Page and application data records

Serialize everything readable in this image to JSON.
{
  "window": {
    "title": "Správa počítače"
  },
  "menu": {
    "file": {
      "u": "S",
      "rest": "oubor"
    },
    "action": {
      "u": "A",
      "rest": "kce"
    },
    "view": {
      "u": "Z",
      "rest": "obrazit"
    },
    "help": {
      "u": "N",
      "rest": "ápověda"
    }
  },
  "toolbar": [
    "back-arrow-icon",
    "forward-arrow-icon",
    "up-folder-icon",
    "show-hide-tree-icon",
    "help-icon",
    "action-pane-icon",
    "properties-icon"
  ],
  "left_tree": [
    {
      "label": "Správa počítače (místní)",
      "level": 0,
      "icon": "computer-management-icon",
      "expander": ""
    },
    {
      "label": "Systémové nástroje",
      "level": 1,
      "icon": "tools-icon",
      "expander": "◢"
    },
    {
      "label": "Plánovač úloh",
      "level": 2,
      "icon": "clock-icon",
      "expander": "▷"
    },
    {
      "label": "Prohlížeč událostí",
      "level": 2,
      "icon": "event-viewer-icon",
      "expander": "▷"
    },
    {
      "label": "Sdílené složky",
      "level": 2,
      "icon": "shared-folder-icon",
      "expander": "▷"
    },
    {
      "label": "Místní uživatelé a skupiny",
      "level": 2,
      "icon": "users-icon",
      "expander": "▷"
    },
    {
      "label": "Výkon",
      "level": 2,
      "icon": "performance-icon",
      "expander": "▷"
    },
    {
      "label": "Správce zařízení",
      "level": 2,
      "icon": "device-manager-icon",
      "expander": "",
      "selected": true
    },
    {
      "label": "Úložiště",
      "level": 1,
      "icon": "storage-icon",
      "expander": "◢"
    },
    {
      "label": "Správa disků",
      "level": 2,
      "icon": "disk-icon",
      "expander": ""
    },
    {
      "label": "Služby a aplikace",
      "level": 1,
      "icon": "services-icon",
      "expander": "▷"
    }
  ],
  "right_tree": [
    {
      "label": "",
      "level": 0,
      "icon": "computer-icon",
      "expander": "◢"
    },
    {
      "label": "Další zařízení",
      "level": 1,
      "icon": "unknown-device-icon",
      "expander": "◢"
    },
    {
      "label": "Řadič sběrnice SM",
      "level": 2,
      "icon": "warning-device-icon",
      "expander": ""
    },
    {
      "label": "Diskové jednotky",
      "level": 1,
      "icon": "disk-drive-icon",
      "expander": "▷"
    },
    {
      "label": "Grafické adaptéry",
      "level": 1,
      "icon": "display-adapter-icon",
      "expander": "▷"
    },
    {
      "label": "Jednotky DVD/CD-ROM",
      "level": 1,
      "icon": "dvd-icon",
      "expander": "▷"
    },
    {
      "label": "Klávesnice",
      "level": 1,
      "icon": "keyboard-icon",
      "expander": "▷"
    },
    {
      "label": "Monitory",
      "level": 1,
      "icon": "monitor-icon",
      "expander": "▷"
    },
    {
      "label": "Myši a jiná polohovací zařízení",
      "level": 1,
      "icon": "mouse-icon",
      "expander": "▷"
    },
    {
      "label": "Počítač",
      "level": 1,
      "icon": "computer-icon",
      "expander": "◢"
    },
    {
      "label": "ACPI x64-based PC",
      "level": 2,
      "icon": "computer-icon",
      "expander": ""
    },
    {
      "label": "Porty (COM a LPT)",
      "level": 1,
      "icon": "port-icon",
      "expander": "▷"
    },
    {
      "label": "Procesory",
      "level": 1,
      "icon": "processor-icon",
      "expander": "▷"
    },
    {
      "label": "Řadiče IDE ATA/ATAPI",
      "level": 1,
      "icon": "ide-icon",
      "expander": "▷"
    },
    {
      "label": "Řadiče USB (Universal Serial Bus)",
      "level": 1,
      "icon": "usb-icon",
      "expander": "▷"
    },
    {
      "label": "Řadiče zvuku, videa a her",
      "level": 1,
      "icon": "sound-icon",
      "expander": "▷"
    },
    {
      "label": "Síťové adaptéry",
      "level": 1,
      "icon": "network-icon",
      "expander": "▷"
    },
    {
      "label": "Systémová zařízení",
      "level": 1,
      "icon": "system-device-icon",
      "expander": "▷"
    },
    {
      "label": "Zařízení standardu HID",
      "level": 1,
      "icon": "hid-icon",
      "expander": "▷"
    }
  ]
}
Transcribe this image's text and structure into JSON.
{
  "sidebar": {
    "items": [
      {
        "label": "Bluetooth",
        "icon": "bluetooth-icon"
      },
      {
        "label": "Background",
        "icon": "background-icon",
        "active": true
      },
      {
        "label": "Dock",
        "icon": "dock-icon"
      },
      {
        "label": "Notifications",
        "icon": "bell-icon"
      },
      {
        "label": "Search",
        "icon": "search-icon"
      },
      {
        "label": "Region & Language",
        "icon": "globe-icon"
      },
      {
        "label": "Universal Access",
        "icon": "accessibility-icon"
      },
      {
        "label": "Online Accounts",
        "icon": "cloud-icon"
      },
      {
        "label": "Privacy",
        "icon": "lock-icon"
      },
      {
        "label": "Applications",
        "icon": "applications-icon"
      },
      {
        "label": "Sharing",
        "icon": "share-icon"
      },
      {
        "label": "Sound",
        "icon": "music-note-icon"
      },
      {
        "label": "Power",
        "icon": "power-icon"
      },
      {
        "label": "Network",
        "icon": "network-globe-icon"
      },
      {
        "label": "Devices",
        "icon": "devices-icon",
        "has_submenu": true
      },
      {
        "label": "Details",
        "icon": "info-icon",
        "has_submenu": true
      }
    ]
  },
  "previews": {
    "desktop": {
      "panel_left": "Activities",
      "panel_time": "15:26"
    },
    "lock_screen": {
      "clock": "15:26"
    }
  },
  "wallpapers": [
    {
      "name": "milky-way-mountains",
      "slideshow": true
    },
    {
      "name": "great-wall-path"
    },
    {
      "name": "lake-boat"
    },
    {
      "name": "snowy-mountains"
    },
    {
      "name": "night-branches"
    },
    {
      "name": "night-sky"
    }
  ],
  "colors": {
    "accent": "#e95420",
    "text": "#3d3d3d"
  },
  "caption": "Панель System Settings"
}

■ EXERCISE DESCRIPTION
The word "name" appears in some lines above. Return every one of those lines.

■ SOLUTION FOR THIS TASK
      "name": "milky-way-mountains",
      "name": "great-wall-path"
      "name": "lake-boat"
      "name": "snowy-mountains"
      "name": "night-branches"
      "name": "night-sky"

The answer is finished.